Connecting a soundbar and TV using RCA
You’ve probably seen and used RCA cables without realising! They’re the circular red and white connectors. You might have seen cables with three RCA plugs (the yellow is used for video).
You do want to match colours from your TV and soundbar, otherwise, it will sound weird. So take an extra second to plug the red connector into the red output socket, and the white one into the white output socket.
Don’t worry if your TV doesn’t have a stereo RCA output but your set-top box, DVD, or Blu-ray player does, as you can plug your soundbar directly into one of these devices instead. Bear in mind, you’ll only be able to hear sound from the device it’s connected to!
#4 Headphone jack
If all else fails, then use your TV’s headphone output jack to connect a soundbar to it using a mini-jack cable. That said, you’ll want to experiment with settings as it might sound awful without any adjustments.
While most TVs will have both a Line out and Headphones, some will have only one socket which can act as either. You’ll need to change the function from headphones to Line out. Doing so will provide you with better audio.
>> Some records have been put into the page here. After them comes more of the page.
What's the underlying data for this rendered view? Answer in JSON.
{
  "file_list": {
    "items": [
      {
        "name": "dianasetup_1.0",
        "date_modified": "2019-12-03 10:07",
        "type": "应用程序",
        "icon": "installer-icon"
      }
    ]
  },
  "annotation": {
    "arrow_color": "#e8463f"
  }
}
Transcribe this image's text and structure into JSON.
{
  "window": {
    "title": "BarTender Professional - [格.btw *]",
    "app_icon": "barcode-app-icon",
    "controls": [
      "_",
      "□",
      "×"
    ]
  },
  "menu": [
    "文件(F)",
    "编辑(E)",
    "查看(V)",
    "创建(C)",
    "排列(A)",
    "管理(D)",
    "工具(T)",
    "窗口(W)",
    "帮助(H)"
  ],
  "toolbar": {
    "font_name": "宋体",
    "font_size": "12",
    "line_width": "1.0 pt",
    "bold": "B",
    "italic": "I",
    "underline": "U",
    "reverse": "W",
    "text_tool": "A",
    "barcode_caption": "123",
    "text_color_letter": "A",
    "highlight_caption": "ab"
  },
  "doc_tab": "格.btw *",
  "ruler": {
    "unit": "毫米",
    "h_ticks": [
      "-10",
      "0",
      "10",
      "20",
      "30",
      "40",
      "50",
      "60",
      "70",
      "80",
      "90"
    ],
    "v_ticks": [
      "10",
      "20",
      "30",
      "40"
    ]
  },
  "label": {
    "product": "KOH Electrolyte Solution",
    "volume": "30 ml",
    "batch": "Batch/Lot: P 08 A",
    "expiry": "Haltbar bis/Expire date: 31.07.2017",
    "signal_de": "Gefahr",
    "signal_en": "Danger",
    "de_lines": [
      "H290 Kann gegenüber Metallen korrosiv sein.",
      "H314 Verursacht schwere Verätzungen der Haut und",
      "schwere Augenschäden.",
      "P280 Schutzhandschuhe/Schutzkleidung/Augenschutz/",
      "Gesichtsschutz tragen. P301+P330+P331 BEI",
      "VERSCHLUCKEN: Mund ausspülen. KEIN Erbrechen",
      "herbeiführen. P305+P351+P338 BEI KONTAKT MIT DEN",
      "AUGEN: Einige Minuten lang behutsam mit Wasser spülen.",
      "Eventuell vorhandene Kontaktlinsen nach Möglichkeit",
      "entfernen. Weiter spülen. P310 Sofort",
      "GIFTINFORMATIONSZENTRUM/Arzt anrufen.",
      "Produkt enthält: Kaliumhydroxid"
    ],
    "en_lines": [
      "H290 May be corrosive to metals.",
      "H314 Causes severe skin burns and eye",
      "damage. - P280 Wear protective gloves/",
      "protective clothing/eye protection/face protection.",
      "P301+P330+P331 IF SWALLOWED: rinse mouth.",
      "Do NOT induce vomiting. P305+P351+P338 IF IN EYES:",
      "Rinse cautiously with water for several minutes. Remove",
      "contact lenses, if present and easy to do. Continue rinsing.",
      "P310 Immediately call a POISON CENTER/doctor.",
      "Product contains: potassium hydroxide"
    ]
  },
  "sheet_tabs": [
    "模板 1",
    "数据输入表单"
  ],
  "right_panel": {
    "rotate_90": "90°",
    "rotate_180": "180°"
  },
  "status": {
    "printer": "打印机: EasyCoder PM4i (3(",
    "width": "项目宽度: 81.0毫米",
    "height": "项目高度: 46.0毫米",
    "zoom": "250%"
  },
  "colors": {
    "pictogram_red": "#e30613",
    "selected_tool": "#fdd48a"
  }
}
So if in doubt, read the manual!
Connecting a soundbar to a TV using headphone jack
If your TV only has a headphones output, then you’ll need to find the audio setting menu. Next, you will want to adjust your volume, bass and treble settings until you find a balanced sound.
As headphones are unpowered, the output will be louder than you need as your soundbar has an amplifier built-in. So remember to start with both your TV and soundbar on low volumes.
Adjust just your soundbar until you find a comfortable volume. If it’s too quiet, then you still have the option of turning up your TV.
If you decide to use your TV’s inbuilt speakers, then you’ll need to adjust the audio settings again.